Georgia Democrat Ossoff Holds Advantage With Independent Voters: Exit Polls

Independent voters are slightly favoring Democratic U.S. Senate candidate Jon Ossoff over Georgia's incumbent Republican Sen. David Perdue in Tuesday night's runoff election, according to an exit poll.

Independent voters were closely divided between Ossoff and Perdue, but Democrats had a slight advantage among the group, according to a preliminary CNN exit poll.

The poll was conducted for the National Elections poll, a group of media outlets including CNN, by Edison Research. Researchers gathered data by surveying 5,260 Georgia voters who cast ballots in person on election day or during early voting, along with conducting telephone interviews with some other early voters and those who cast mail-in ballots.

Jon Ossoff David Perdue Exit Poll
Democratic Senate candidate Jon Ossoff speaks to the press at Dunbar Neighborhood Center in Atlanta, Georgia on January 5, 2021. Michael M. Santiago/Getty

Ossoff and Perdue are taking part in the runoff because neither candidate achieved 50 percent in November's election, although Perdue had around 88,000 more votes than Ossoff after all the ballots were counted. Polling conducted prior to the runoff suggested that the candidates were essentially deadlocked heading into Tuesday.

Experts have cautioned that exit polls are particularly prone to issues of accuracy, with preliminary polling data even more likely to be less than accurate. The COVID-19 pandemic has also changed the manner in which exit polls are conducted, since a smaller portion of the voters are available to be interviewed in person on Election Day.

Newsweek reached out to Ossoff and Perdue's campaigns for comment.

A close race was also expected heading into Georgia's other Senate runoff. Polls showed incumbent Republican Kelly Loeffler running closely behind Democratic challenger Raphael Warnock. Unlike the race between Perdue and Ossoff, the contest is a special election, with Loeffler defending the seat she was appointed to by GOP Governor Brian Kemp in December 2019.

The outcome of the two elections will determine which party controls the Senate. If Democrats win both seats, the upper chamber would be split 50-50 but Vice President-elect Kamala Harris would have the ability to break ties, giving Democrats control. Republicans only need to win one of the two seats to retain control.

Republicans have expressed concern that President Donald Trump's continued unsubstantiated claims that the presidential election was rife with widespread voter fraud could undermine GOP chances in Georgia. Some pro-Trump figures, such as attorney Lin Wood, have suggested that Trump supporters should boycott the runoffs in protest of the president's loss in the state, which was certified after three separate counts of the vote and multiple audits overseen by Republican state election officials and Kemp.

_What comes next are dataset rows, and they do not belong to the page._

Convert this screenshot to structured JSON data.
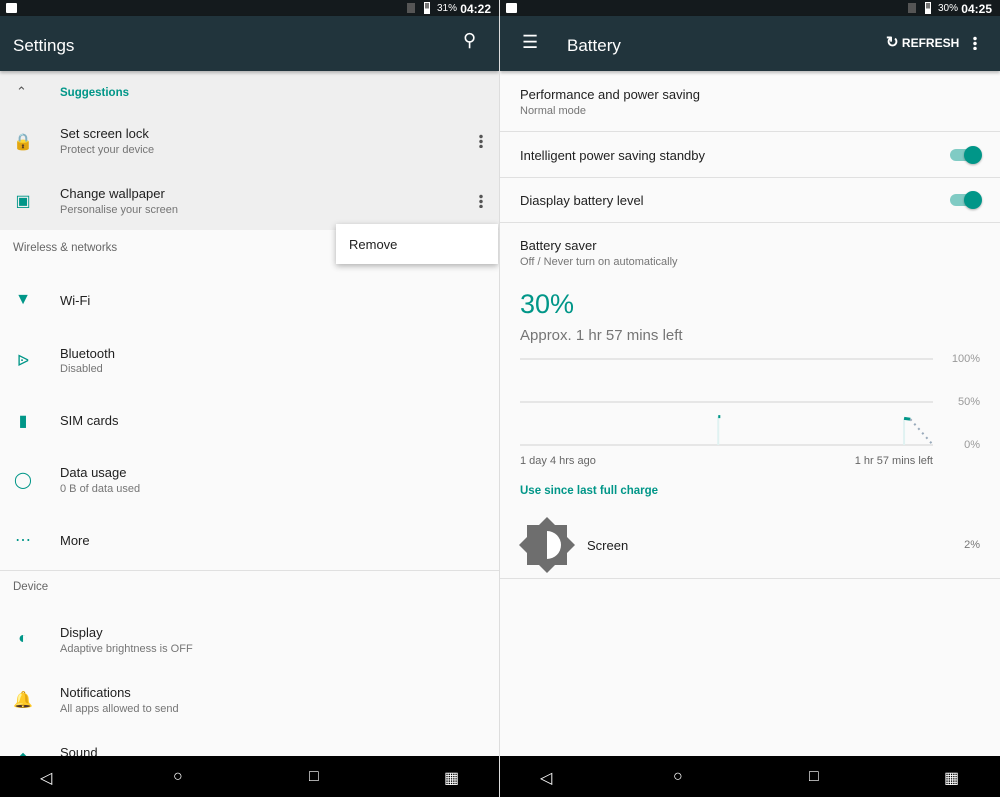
{
  "left": {
    "status": {
      "battery": "31%",
      "time": "04:22"
    },
    "title": "Settings",
    "suggestions_label": "Suggestions",
    "suggestions": [
      {
        "title": "Set screen lock",
        "subtitle": "Protect your device",
        "icon": "lock-icon"
      },
      {
        "title": "Change wallpaper",
        "subtitle": "Personalise your screen",
        "icon": "wallpaper-icon"
      }
    ],
    "popup": {
      "remove": "Remove"
    },
    "sections": [
      {
        "header": "Wireless & networks",
        "items": [
          {
            "title": "Wi-Fi",
            "icon": "wifi-icon"
          },
          {
            "title": "Bluetooth",
            "subtitle": "Disabled",
            "icon": "bluetooth-icon"
          },
          {
            "title": "SIM cards",
            "icon": "sim-card-icon"
          },
          {
            "title": "Data usage",
            "subtitle": "0 B of data used",
            "icon": "data-usage-icon"
          },
          {
            "title": "More",
            "icon": "more-icon"
          }
        ]
      },
      {
        "header": "Device",
        "items": [
          {
            "title": "Display",
            "subtitle": "Adaptive brightness is OFF",
            "icon": "brightness-icon"
          },
          {
            "title": "Notifications",
            "subtitle": "All apps allowed to send",
            "icon": "bell-icon"
          },
          {
            "title": "Sound",
            "icon": "sound-icon"
          }
        ]
      }
    ]
  },
  "right": {
    "status": {
      "battery": "30%",
      "time": "04:25"
    },
    "title": "Battery",
    "refresh": "REFRESH",
    "items": [
      {
        "title": "Performance and power saving",
        "subtitle": "Normal mode"
      },
      {
        "title": "Intelligent power saving standby",
        "toggle": true
      },
      {
        "title": "Diasplay battery level",
        "toggle": true
      },
      {
        "title": "Battery saver",
        "subtitle": "Off / Never turn on automatically"
      }
    ],
    "level": "30%",
    "remaining": "Approx. 1 hr 57 mins left",
    "usage_header": "Use since last full charge",
    "usage": [
      {
        "name": "Screen",
        "percent": "2%",
        "icon": "brightness-icon"
      }
    ],
    "accent": "#009688"
  },
  "chart_data": {
    "type": "line",
    "yticks": [
      "100%",
      "50%",
      "0%"
    ],
    "ylim": [
      0,
      100
    ],
    "xlabels": [
      "1 day 4 hrs ago",
      "1 hr 57 mins left"
    ],
    "series": [
      {
        "points": [
          [
            0.48,
            33
          ],
          [
            0.485,
            33
          ]
        ],
        "style": "solid"
      },
      {
        "points": [
          [
            0.93,
            31
          ],
          [
            0.945,
            30
          ]
        ],
        "style": "solid"
      },
      {
        "points": [
          [
            0.945,
            30
          ],
          [
            1.0,
            0
          ]
        ],
        "style": "dotted"
      }
    ]
  }
}
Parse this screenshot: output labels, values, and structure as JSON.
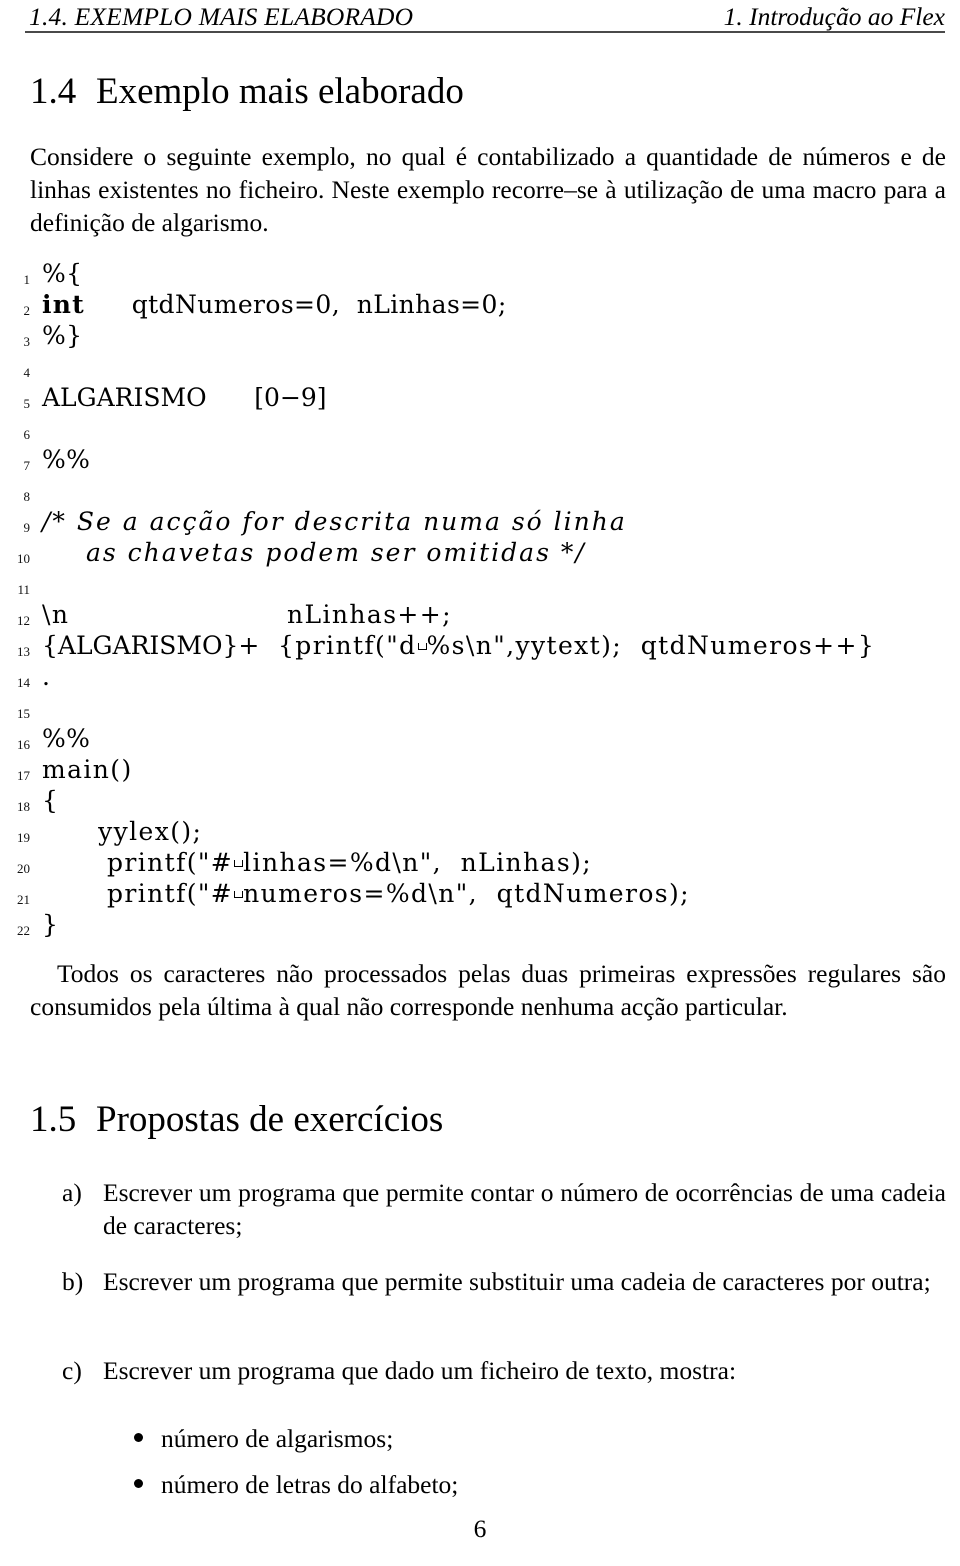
{
  "header": {
    "left": "1.4. EXEMPLO MAIS ELABORADO",
    "right": "1. Introdução ao Flex"
  },
  "sections": [
    {
      "number": "1.4",
      "title": "Exemplo mais elaborado"
    },
    {
      "number": "1.5",
      "title": "Propostas de exercícios"
    }
  ],
  "paragraphs": {
    "intro": "Considere o seguinte exemplo, no qual é contabilizado a quantidade de números e de linhas existentes no ficheiro. Neste exemplo recorre–se à utilização de uma macro para a definição de algarismo.",
    "after_code": "Todos os caracteres não processados pelas duas primeiras expressões regulares são consumidos pela última à qual não corresponde nenhuma acção particular."
  },
  "listing": {
    "lines": [
      {
        "n": "1",
        "text": "%{"
      },
      {
        "n": "2",
        "text": "int  qtdNumeros=0,  nLinhas=0;"
      },
      {
        "n": "3",
        "text": "%}"
      },
      {
        "n": "4",
        "text": ""
      },
      {
        "n": "5",
        "text": "ALGARISMO      [0−9]"
      },
      {
        "n": "6",
        "text": ""
      },
      {
        "n": "7",
        "text": "%%"
      },
      {
        "n": "8",
        "text": ""
      },
      {
        "n": "9",
        "text": "/* Se a acção for descrita numa só linha"
      },
      {
        "n": "10",
        "text": "    as chavetas podem ser omitidas */"
      },
      {
        "n": "11",
        "text": ""
      },
      {
        "n": "12",
        "text": "\\n                nLinhas++;"
      },
      {
        "n": "13",
        "text": "{ALGARISMO}+      {printf(\"d %s\\n\",yytext);  qtdNumeros++}"
      },
      {
        "n": "14",
        "text": "."
      },
      {
        "n": "15",
        "text": ""
      },
      {
        "n": "16",
        "text": "%%"
      },
      {
        "n": "17",
        "text": "main()"
      },
      {
        "n": "18",
        "text": "{"
      },
      {
        "n": "19",
        "text": "      yylex();"
      },
      {
        "n": "20",
        "text": "      printf(\"# linhas=%d\\n\",  nLinhas);"
      },
      {
        "n": "21",
        "text": "      printf(\"# numeros=%d\\n\",  qtdNumeros);"
      },
      {
        "n": "22",
        "text": "}"
      }
    ],
    "line_2_keyword": "int",
    "line_2_rest": "  qtdNumeros=0,  nLinhas=0;",
    "line_9_comment": "/* Se a acção for descrita numa só linha",
    "line_10_comment": "as chavetas podem ser omitidas */",
    "line_12_pattern": "\\n",
    "line_12_action": "nLinhas++;",
    "line_13_pattern": "{ALGARISMO}+",
    "line_13_action_pre": "{printf(\"d",
    "line_13_action_post": "%s\\n\",yytext);  qtdNumeros++}",
    "line_20_pre": "printf(\"#",
    "line_20_post": "linhas=%d\\n\",  nLinhas);",
    "line_21_pre": "printf(\"#",
    "line_21_post": "numeros=%d\\n\",  qtdNumeros);"
  },
  "exercises": [
    {
      "marker": "a)",
      "text": "Escrever um programa que permite contar o número de ocorrências de uma cadeia de caracteres;"
    },
    {
      "marker": "b)",
      "text": "Escrever um programa que permite substituir uma cadeia de caracteres por outra;"
    },
    {
      "marker": "c)",
      "text": "Escrever um programa que dado um ficheiro de texto, mostra:"
    }
  ],
  "bullets": [
    "número de algarismos;",
    "número de letras do alfabeto;"
  ],
  "page_number": "6"
}
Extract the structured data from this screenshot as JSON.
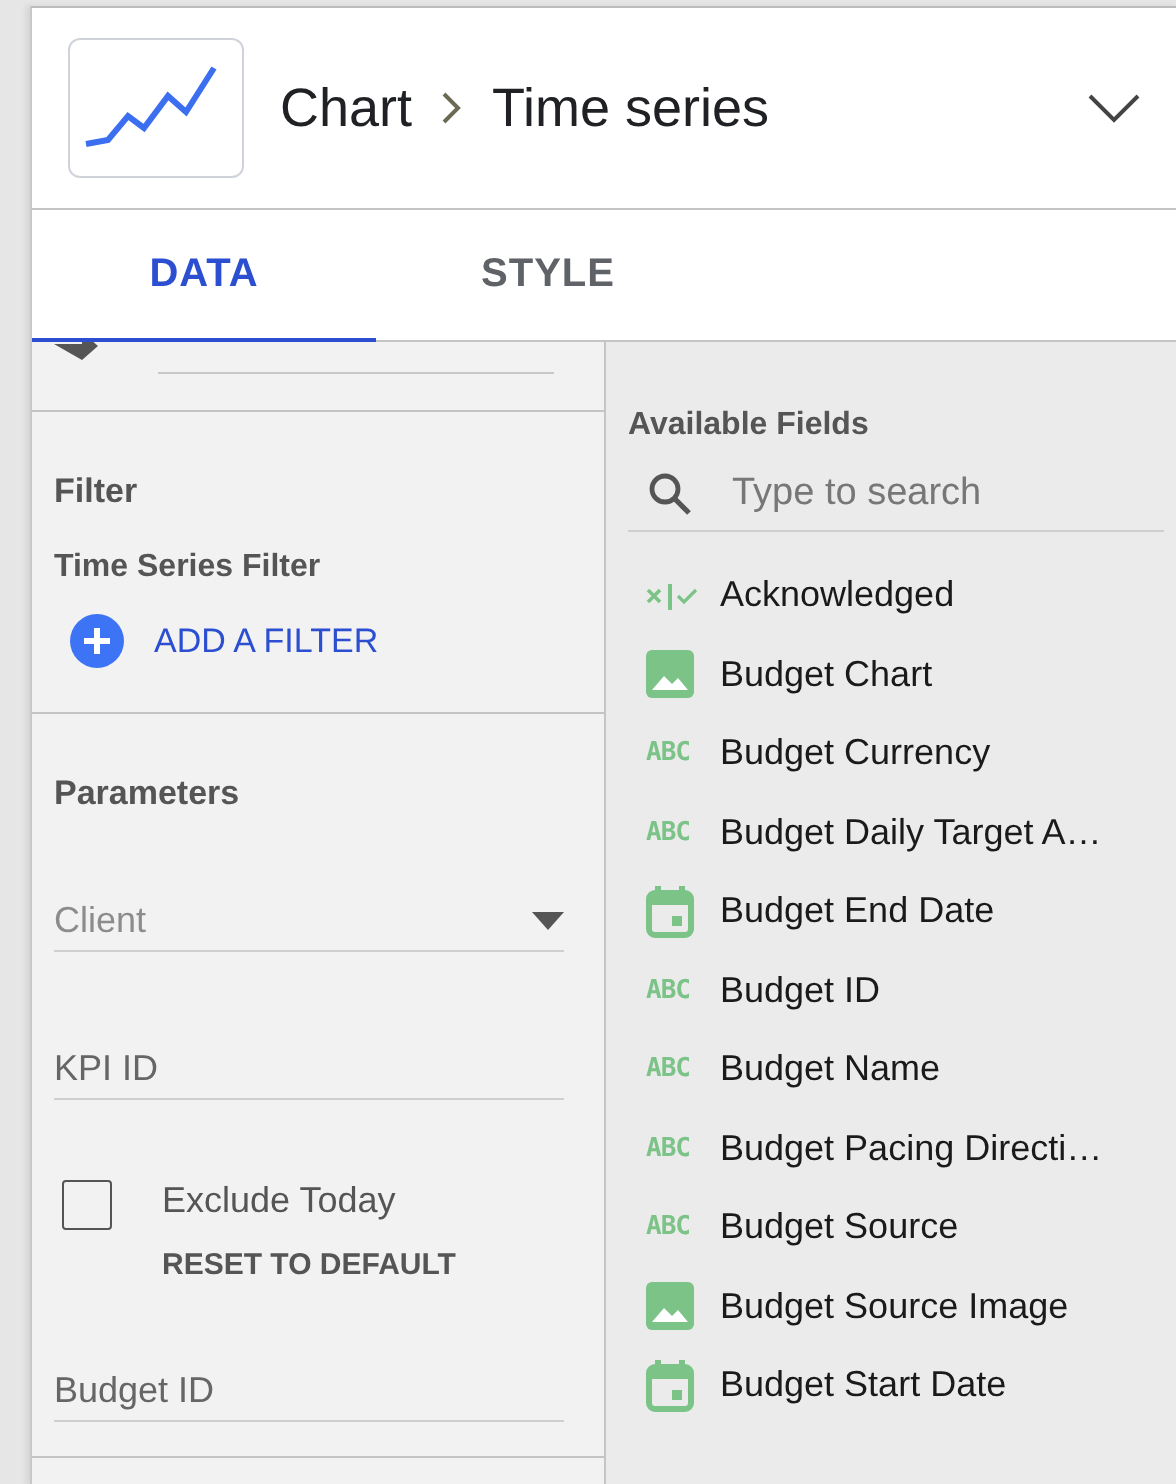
{
  "header": {
    "breadcrumb": [
      "Chart",
      "Time series"
    ]
  },
  "tabs": [
    {
      "label": "DATA",
      "selected": true
    },
    {
      "label": "STYLE",
      "selected": false
    }
  ],
  "filter": {
    "title": "Filter",
    "subtitle": "Time Series Filter",
    "add_button": "ADD A FILTER"
  },
  "parameters": {
    "title": "Parameters",
    "items": [
      {
        "kind": "dropdown",
        "placeholder": "Client"
      },
      {
        "kind": "text",
        "placeholder": "KPI ID"
      },
      {
        "kind": "checkbox",
        "label": "Exclude Today",
        "checked": false,
        "reset": "RESET TO DEFAULT"
      },
      {
        "kind": "text",
        "placeholder": "Budget ID"
      }
    ]
  },
  "available_fields": {
    "title": "Available Fields",
    "search": {
      "placeholder": "Type to search"
    },
    "fields": [
      {
        "kind": "boolean",
        "name": "Acknowledged"
      },
      {
        "kind": "image",
        "name": "Budget Chart"
      },
      {
        "kind": "text",
        "badge": "ABC",
        "name": "Budget Currency"
      },
      {
        "kind": "text",
        "badge": "ABC",
        "name": "Budget Daily Target A…"
      },
      {
        "kind": "date",
        "name": "Budget End Date"
      },
      {
        "kind": "text",
        "badge": "ABC",
        "name": "Budget ID"
      },
      {
        "kind": "text",
        "badge": "ABC",
        "name": "Budget Name"
      },
      {
        "kind": "text",
        "badge": "ABC",
        "name": "Budget Pacing Directi…"
      },
      {
        "kind": "text",
        "badge": "ABC",
        "name": "Budget Source"
      },
      {
        "kind": "image",
        "name": "Budget Source Image"
      },
      {
        "kind": "date",
        "name": "Budget Start Date"
      }
    ]
  }
}
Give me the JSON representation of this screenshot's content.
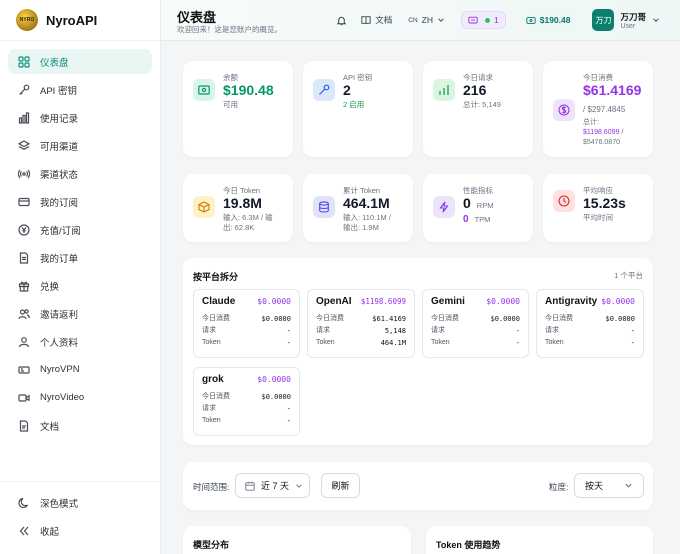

Tuesday's exit poll suggested that Georgia voters had confidence that the runoffs would be conducted fairly and that their votes would be counted accurately. However, a large difference in confidence existed depending on party. While just over half of Republicans believed that the election would be fair, around 90 percent of Democrats said the same. A 70 percent majority of Independents agreed.